[WHAT YOU NEED TO DO] Your response should match the records line for line.

[RECORDS TO USE]
[Start of section]
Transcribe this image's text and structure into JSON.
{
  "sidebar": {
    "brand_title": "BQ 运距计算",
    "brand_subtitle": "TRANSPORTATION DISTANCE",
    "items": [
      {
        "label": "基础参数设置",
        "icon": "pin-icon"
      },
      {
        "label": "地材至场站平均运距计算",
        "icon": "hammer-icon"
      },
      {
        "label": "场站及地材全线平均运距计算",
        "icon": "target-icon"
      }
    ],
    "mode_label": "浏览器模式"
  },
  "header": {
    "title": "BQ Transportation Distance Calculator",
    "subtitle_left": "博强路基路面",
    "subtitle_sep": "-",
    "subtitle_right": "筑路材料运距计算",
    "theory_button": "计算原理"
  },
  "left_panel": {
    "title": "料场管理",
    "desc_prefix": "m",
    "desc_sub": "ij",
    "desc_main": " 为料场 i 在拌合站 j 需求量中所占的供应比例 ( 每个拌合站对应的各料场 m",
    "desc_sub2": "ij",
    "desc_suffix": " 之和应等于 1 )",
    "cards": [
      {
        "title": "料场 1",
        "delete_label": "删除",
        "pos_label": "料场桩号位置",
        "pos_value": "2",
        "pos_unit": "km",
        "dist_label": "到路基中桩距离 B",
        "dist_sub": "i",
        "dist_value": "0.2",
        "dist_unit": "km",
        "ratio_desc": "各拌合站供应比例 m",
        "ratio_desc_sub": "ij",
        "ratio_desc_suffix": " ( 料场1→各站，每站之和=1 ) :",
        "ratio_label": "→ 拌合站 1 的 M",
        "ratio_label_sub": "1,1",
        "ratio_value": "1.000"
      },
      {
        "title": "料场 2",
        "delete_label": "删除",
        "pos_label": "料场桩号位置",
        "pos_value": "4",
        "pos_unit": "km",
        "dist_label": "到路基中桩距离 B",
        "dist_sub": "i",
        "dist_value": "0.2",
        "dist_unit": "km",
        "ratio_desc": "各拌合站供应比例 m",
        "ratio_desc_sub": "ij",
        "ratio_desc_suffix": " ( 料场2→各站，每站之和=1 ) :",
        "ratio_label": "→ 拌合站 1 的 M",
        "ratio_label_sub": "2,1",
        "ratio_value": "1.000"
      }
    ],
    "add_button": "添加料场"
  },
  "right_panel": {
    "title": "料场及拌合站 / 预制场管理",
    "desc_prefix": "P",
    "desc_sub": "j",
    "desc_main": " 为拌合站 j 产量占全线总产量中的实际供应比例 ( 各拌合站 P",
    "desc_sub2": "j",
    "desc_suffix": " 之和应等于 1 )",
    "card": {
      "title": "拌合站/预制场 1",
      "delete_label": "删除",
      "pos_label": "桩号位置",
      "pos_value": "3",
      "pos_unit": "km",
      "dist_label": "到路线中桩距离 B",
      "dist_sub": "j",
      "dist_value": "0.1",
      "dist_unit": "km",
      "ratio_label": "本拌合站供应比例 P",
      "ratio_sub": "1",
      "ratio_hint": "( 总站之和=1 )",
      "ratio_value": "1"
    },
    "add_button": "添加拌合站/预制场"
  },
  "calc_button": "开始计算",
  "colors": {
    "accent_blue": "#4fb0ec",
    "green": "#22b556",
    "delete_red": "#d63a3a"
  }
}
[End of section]
[TASK RESPONSE]
Transcribe this image's text and structure into JSON.
{
  "sidebar": {
    "brand_title": "BQ 运距计算",
    "brand_subtitle": "TRANSPORTATION DISTANCE",
    "items": [
      {
        "label": "基础参数设置",
        "icon": "pin-icon"
      },
      {
        "label": "地材至场站平均运距计算",
        "icon": "hammer-icon"
      },
      {
        "label": "场站及地材全线平均运距计算",
        "icon": "target-icon"
      }
    ],
    "mode_label": "浏览器模式"
  },
  "header": {
    "title": "BQ Transportation Distance Calculator",
    "subtitle_left": "博强路基路面",
    "subtitle_sep": "-",
    "subtitle_right": "筑路材料运距计算",
    "theory_button": "计算原理"
  },
  "left_panel": {
    "title": "料场管理",
    "desc_prefix": "m",
    "desc_sub": "ij",
    "desc_main": " 为料场 i 在拌合站 j 需求量中所占的供应比例 ( 每个拌合站对应的各料场 m",
    "desc_sub2": "ij",
    "desc_suffix": " 之和应等于 1 )",
    "cards": [
      {
        "title": "料场 1",
        "delete_label": "删除",
        "pos_label": "料场桩号位置",
        "pos_value": "2",
        "pos_unit": "km",
        "dist_label": "到路基中桩距离 B",
        "dist_sub": "i",
        "dist_value": "0.2",
        "dist_unit": "km",
        "ratio_desc": "各拌合站供应比例 m",
        "ratio_desc_sub": "ij",
        "ratio_desc_suffix": " ( 料场1→各站，每站之和=1 ) :",
        "ratio_label": "→ 拌合站 1 的 M",
        "ratio_label_sub": "1,1",
        "ratio_value": "1.000"
      },
      {
        "title": "料场 2",
        "delete_label": "删除",
        "pos_label": "料场桩号位置",
        "pos_value": "4",
        "pos_unit": "km",
        "dist_label": "到路基中桩距离 B",
        "dist_sub": "i",
        "dist_value": "0.2",
        "dist_unit": "km",
        "ratio_desc": "各拌合站供应比例 m",
        "ratio_desc_sub": "ij",
        "ratio_desc_suffix": " ( 料场2→各站，每站之和=1 ) :",
        "ratio_label": "→ 拌合站 1 的 M",
        "ratio_label_sub": "2,1",
        "ratio_value": "1.000"
      }
    ],
    "add_button": "添加料场"
  },
  "right_panel": {
    "title": "料场及拌合站 / 预制场管理",
    "desc_prefix": "P",
    "desc_sub": "j",
    "desc_main": " 为拌合站 j 产量占全线总产量中的实际供应比例 ( 各拌合站 P",
    "desc_sub2": "j",
    "desc_suffix": " 之和应等于 1 )",
    "card": {
      "title": "拌合站/预制场 1",
      "delete_label": "删除",
      "pos_label": "桩号位置",
      "pos_value": "3",
      "pos_unit": "km",
      "dist_label": "到路线中桩距离 B",
      "dist_sub": "j",
      "dist_value": "0.1",
      "dist_unit": "km",
      "ratio_label": "本拌合站供应比例 P",
      "ratio_sub": "1",
      "ratio_hint": "( 总站之和=1 )",
      "ratio_value": "1"
    },
    "add_button": "添加拌合站/预制场"
  },
  "calc_button": "开始计算",
  "colors": {
    "accent_blue": "#4fb0ec",
    "green": "#22b556",
    "delete_red": "#d63a3a"
  }
}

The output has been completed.